Every basketball team needs guys who play roles well, like former Mav Eduardo Nájera, who brings defensive energy, and Adam Morrison, who in his time on the bench has developed a theatrical piece in which he plays every member of the Rolle family. Celebrating a breed that does one thing well and is clearly terrified of doing anything else, The Kingsbury Factor.
The absurdist not-Kevin-Love-child of a guy who spent his formative years in Plano, this NCAA-focused blog ranks American- & Canadian-born white ballers who specialize sometimes too much in 3s, based on this rigorous criteria: "percentage, number of attempts, strength of schedule, and the Kingsbury factor -- vaguely defined as how often said shooter applies the life lessons of former Iowa sharpshooter Chris Kingsbury to his own game". The Preseason Top 20 includes close-to-homers like barely-6' Arkansas ace Rotnei Clarke (whose name "sounds like a dare that nobody won") and Zach Urbanus, a 6'2" Citadel gunner who graduated from Austin Bowie, which the blogger insists is named after NBA bust Sam, who to be fair did spend most of his career under the knife. Other non-dunking, non-rebounding greats run from Cornell's Chris "Little Boy" Wroblewski (incidentally a huge One Tree Hill fan) to Davidson's Brendan McKillop, who "fills out the final spot essentially all based on the fact that he played with Steph Curry, and Steph might've touched him", thereby transferring his prowess osmosis-style -- if that's true, expect Glenn Beck to apocalyptically pronounce "there's never been a better time to invest in Golden State".

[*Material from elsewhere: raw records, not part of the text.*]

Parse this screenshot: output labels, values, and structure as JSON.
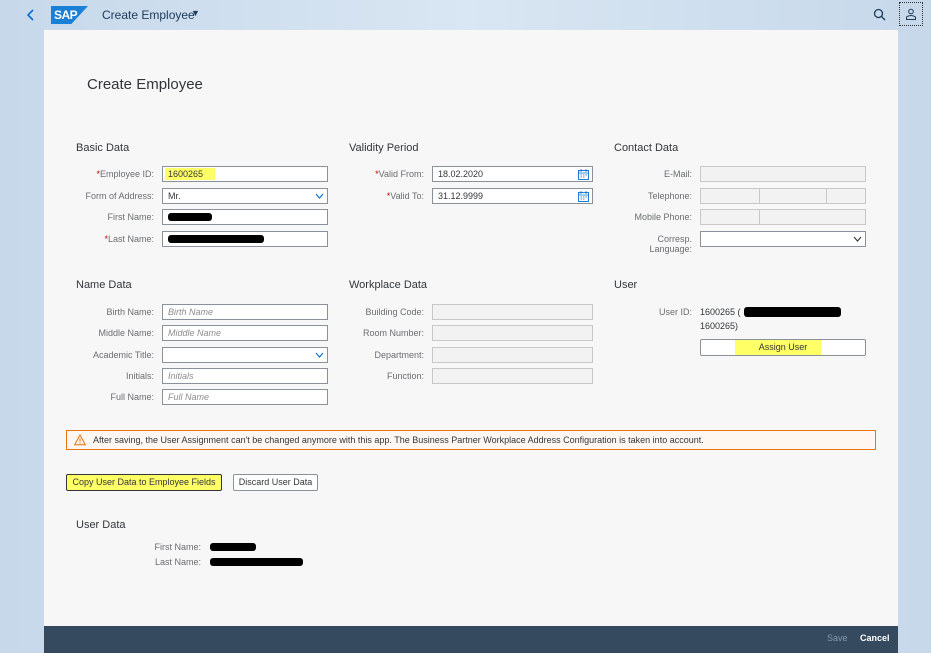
{
  "shell": {
    "logo_text": "SAP",
    "app_title": "Create Employee",
    "back_icon": "back-icon",
    "search_icon": "search-icon",
    "user_icon": "user-icon"
  },
  "page": {
    "title": "Create Employee"
  },
  "basic_data": {
    "title": "Basic Data",
    "employee_id_label": "Employee ID:",
    "employee_id_value": "1600265",
    "form_of_address_label": "Form of Address:",
    "form_of_address_value": "Mr.",
    "first_name_label": "First Name:",
    "last_name_label": "Last Name:"
  },
  "validity": {
    "title": "Validity Period",
    "valid_from_label": "Valid From:",
    "valid_from_value": "18.02.2020",
    "valid_to_label": "Valid To:",
    "valid_to_value": "31.12.9999"
  },
  "contact": {
    "title": "Contact Data",
    "email_label": "E-Mail:",
    "telephone_label": "Telephone:",
    "mobile_label": "Mobile Phone:",
    "language_label_1": "Corresp.",
    "language_label_2": "Language:"
  },
  "name_data": {
    "title": "Name Data",
    "birth_name_label": "Birth Name:",
    "birth_name_placeholder": "Birth Name",
    "middle_name_label": "Middle Name:",
    "middle_name_placeholder": "Middle Name",
    "academic_title_label": "Academic Title:",
    "initials_label": "Initials:",
    "initials_placeholder": "Initials",
    "full_name_label": "Full Name:",
    "full_name_placeholder": "Full Name"
  },
  "workplace": {
    "title": "Workplace Data",
    "building_label": "Building Code:",
    "room_label": "Room Number:",
    "department_label": "Department:",
    "function_label": "Function:"
  },
  "user": {
    "title": "User",
    "user_id_label": "User ID:",
    "user_id_line1": "1600265 (",
    "user_id_line2": "1600265)",
    "assign_button": "Assign User"
  },
  "warning": {
    "text": "After saving, the User Assignment can't be changed anymore with this app. The Business Partner Workplace Address Configuration is taken into account.",
    "icon": "warning-icon"
  },
  "actions": {
    "copy_button": "Copy User Data to Employee Fields",
    "discard_button": "Discard User Data"
  },
  "user_data": {
    "title": "User Data",
    "first_name_label": "First Name:",
    "last_name_label": "Last Name:"
  },
  "footer": {
    "save": "Save",
    "cancel": "Cancel"
  },
  "colors": {
    "accent": "#0a6ed1",
    "highlight": "#ffff66",
    "footer_bg": "#354a5f",
    "warning_border": "#e9730c"
  }
}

Beyond the Top 20, "Once and Future Kings(burys)" chronicles legends like Kentucky's mustachioed shooter-turned-mustachioed Agriculture Commissioner Richie Farmer, while forthcoming plans call for profiles of glamorous white-shooter hairstyles and white shooters from movies, including Teen Wolf's "Chubby" -- a role that, if there were a lawsuit disputing its greatness, would be granted Samari judgment in its favor.